If you are trying to get out of debt, spend 5 minutes looking at what you spent the day before and your financial picture. If you are trying to de-clutter your house, go spend 5 minutes in the garage or basement organizing. Do these things before work, family, and school become mental interruptions that drain your willpower supply.

Why Trains Are Awesome

Travel by train is how I think we will feel about travel by car in a decade. You get into a locomotive, and go somewhere.

The beauty is in the letting go. You know there will be some stops, maybe a delay, but that you will arrive. This letting go and arriving feels wonderful — it’s natural rather than forced.

The second piece of beauty is in the tracks. Train tracks go where cars don’t. You get to see an entirely different perspective on your trip. Savor the view.

Eyes Open

How often do you just sit still, in a seat, with your eyes open? Doing nothing. Saying nothing, not focusing intently on things around you. Just having space.

Give it a try. Take three minutes, or five, to just sit still. Watch what happens inside.

Let’s Travel with Mindfulness

I’ve been home a lot lately due to work on my startup and the upcoming move. It’s led me to a couple of larger realizations that I’m enjoying digging in to.

The first, and largest, is that I’m incredibly more productive when I have travel as a regular part of my life. For some reason, being on an airplane, in the airport, a hotel, or a bus seems to be the ideal place for me to focus on work.

The second, is that I find myself able to have great higher-level thoughts while traveling. I’m able to take a step back, do some major project planning, or make major life decisions with a clarity I don’t normally have in my daily life. I don’t profess to be a road warrior or an epic traveler. However, both have been consistent for me for most of my adult life (aside from a couple of years where I developed a crippling fear of flying, but that’s a tale for another post…).

Let’s dig in to why and how I believe this works.

At the core, is my brain’s disassociation with my current space. I think this alone is responsible for the bulk of why I am able to do this. Likely, I’ve had to train myself to do this over the years — I tended to make myself read and listen to music since high school.

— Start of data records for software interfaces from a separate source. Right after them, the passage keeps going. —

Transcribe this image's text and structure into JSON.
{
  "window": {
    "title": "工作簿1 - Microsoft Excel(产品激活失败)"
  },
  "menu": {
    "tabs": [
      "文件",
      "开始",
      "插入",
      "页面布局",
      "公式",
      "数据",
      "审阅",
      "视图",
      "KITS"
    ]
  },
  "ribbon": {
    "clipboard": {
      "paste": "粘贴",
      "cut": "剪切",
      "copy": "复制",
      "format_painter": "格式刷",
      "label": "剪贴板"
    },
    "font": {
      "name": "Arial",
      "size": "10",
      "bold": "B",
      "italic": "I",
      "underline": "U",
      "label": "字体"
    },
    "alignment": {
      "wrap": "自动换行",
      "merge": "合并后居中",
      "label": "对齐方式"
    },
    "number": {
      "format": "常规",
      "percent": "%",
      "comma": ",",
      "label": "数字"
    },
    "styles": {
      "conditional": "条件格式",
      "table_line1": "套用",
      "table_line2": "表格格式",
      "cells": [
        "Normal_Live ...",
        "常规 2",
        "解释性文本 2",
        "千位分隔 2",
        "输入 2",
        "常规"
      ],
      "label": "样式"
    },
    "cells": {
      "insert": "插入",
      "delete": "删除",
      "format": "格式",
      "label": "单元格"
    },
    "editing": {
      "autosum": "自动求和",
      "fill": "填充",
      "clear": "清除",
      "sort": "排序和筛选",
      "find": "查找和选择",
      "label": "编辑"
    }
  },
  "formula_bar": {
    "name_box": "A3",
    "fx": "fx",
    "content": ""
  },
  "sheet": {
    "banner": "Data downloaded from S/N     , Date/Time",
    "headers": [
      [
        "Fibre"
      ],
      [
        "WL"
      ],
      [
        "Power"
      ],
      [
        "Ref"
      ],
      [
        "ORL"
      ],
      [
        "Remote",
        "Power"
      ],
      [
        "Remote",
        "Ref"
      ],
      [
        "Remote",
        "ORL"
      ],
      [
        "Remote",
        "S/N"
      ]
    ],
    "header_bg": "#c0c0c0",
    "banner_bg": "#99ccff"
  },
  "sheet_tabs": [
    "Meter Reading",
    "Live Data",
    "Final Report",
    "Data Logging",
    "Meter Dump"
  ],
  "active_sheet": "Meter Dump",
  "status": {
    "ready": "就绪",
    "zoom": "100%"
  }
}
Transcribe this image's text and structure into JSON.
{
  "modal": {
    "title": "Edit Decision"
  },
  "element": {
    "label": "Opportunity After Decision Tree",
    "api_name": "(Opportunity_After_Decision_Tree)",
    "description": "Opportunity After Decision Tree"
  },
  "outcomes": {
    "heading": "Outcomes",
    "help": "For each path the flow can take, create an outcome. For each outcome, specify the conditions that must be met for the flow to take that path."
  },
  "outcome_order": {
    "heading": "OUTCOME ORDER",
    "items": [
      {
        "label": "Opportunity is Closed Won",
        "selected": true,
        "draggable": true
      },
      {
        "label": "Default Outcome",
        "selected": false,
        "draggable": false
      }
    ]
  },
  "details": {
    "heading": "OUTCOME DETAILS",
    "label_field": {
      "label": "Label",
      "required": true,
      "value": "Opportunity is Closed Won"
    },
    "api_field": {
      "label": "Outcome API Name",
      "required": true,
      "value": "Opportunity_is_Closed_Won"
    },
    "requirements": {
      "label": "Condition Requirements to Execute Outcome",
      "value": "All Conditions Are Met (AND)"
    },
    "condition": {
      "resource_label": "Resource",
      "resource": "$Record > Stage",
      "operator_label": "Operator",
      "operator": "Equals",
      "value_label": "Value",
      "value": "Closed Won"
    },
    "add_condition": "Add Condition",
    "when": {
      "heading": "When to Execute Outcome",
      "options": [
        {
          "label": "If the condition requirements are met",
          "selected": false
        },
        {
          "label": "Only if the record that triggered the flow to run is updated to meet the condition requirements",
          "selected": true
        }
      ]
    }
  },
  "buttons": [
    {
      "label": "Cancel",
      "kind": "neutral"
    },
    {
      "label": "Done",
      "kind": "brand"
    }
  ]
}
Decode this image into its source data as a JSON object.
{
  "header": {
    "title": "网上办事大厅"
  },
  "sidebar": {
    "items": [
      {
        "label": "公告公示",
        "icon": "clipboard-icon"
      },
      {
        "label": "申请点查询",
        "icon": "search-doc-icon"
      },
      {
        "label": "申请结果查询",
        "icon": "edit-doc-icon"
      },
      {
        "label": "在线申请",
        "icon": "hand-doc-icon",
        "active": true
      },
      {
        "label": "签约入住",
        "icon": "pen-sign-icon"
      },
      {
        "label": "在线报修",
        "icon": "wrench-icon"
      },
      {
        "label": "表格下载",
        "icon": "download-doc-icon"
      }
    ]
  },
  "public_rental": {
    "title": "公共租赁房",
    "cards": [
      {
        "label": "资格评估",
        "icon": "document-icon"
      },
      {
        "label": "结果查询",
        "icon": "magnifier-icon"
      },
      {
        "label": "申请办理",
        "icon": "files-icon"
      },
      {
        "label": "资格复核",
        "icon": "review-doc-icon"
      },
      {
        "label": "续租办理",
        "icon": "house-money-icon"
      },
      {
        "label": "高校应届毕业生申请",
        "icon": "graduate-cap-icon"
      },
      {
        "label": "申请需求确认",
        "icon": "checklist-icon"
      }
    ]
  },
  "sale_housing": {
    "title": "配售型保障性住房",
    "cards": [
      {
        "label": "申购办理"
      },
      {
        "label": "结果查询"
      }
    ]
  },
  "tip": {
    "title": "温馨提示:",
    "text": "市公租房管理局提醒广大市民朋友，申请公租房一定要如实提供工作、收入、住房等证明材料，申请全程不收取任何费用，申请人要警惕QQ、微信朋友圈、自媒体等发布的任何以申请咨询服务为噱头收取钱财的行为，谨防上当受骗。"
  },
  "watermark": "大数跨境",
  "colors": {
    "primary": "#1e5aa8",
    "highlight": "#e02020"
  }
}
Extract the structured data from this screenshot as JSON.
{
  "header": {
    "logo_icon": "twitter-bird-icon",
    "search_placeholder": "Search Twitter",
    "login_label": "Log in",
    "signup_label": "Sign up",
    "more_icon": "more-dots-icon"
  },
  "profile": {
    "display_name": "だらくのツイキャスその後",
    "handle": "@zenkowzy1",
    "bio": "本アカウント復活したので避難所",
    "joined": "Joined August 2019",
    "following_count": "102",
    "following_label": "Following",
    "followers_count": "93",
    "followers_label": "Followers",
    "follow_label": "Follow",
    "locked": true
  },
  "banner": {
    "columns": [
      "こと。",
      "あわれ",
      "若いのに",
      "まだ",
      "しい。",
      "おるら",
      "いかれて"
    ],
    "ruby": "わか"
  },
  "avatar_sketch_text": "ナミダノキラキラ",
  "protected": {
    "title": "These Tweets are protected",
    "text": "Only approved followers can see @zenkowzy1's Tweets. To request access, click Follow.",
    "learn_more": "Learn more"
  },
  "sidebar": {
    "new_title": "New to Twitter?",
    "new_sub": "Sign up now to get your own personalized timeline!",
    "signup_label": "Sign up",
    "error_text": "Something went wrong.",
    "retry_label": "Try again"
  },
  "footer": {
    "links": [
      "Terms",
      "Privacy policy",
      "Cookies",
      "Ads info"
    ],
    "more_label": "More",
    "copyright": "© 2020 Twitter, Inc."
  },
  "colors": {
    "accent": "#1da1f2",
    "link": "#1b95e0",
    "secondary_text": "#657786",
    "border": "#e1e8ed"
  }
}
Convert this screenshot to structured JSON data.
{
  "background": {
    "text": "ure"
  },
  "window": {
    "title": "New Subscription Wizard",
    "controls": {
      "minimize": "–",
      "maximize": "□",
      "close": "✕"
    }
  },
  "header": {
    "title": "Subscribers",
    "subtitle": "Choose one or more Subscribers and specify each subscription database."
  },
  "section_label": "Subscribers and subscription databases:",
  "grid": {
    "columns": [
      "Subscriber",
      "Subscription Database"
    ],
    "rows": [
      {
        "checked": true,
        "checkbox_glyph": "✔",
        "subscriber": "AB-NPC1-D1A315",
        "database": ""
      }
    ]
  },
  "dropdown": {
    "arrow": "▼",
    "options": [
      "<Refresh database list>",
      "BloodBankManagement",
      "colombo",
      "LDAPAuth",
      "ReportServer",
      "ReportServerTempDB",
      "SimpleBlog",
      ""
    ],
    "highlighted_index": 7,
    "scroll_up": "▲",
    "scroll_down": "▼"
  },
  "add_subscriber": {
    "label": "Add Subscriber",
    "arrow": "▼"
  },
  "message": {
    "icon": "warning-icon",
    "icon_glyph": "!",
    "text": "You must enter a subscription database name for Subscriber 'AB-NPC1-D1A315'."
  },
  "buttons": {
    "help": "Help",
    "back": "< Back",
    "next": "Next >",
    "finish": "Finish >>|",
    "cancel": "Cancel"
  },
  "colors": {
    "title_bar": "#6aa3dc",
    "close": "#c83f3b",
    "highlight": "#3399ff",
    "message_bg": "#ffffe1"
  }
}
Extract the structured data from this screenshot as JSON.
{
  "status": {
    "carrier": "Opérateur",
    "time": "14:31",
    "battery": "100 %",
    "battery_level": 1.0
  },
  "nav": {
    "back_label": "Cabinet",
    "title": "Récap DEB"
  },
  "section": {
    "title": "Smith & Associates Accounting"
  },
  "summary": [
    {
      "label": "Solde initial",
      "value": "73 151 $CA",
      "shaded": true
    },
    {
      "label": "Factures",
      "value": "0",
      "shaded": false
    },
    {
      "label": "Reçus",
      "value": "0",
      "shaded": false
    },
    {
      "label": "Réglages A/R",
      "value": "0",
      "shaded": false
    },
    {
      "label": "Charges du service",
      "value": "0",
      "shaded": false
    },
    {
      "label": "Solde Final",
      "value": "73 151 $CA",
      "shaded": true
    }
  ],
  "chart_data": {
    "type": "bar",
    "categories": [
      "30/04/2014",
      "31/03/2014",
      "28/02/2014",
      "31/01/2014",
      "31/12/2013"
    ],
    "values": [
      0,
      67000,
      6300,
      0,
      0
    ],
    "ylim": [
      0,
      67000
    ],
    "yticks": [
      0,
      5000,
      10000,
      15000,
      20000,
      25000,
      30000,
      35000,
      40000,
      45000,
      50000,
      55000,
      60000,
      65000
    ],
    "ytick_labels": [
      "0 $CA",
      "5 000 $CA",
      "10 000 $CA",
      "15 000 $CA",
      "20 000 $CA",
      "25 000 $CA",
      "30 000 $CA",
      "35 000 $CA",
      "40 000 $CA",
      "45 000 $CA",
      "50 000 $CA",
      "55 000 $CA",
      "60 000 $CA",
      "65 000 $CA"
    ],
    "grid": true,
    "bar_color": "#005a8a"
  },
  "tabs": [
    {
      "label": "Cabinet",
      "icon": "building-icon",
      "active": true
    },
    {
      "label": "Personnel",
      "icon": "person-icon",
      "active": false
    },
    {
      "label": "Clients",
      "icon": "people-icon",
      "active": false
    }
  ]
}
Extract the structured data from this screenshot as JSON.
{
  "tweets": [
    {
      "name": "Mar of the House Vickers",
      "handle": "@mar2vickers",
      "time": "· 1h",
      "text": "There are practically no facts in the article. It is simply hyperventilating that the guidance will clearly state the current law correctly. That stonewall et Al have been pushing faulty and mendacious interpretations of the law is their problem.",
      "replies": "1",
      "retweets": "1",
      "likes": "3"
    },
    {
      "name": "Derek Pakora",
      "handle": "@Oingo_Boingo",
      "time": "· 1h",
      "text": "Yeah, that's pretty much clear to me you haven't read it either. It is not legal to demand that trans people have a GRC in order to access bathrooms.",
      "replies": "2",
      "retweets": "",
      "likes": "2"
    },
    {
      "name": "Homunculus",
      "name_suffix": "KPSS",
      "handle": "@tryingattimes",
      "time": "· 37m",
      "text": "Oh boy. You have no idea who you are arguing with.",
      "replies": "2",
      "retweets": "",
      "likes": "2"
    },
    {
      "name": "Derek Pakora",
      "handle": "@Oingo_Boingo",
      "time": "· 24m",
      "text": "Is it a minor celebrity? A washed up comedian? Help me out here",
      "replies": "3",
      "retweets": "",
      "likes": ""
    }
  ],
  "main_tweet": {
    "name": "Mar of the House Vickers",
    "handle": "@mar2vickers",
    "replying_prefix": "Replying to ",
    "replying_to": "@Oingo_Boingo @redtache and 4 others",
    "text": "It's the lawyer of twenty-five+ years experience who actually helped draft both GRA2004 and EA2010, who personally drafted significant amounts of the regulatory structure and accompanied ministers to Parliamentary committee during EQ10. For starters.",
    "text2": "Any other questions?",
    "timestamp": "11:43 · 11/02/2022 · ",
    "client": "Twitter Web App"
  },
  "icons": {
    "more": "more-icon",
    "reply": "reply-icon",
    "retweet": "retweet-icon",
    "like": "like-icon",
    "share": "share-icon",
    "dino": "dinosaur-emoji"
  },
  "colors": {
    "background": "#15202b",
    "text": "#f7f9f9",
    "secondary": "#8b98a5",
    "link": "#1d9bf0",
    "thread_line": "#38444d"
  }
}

I used to play games, or sleep (I can easily sleep an entire flight), but now I read or create. When I started my longer-term travel about 4 years ago I made the conscious choice to spend time reading on planes and writing my ideas into Evernote. I have several longer notes about the direction I’d like to take my life, the someday/maybe lists of projects, and even deeper pondering of ethics.

When I go back to these, the training related to the space is again key. It’s an actual trigger for me to get into an almost meditative state. It’s like a free pass not to play games or watch TV.

As I delve deeper it leads me to wonder what would happen if I made a similar and intentional effort in some space at home. If I have a chair, or a position on the couch, that is dedicated to reading. So when I’m there, I read. And if I have a coffee shop where I go and only work. Have you tried creating a hard boundary on your space?

While the travel is often necessary for work, I’ve never had a good or productive time at home. I don’t keep a computer in the bedroom and until my recent relationship haven’t had a TV there either since high school. I know that when I am oriented towards a screen, I will likely use it.

I’ll spend some time testing this theory out over the next couple of months and report back. As I moved last week I have the chance for a fresh start for new space. This gives me the ability to intentionally create locations for specific tasks.

Let me know if you have the same things happen while traveling, either related to being able to focus, or if you’re able to set locations to work this way while on the road. I’d love any tips or tricks for turning off distractions. the way it is forced during travel!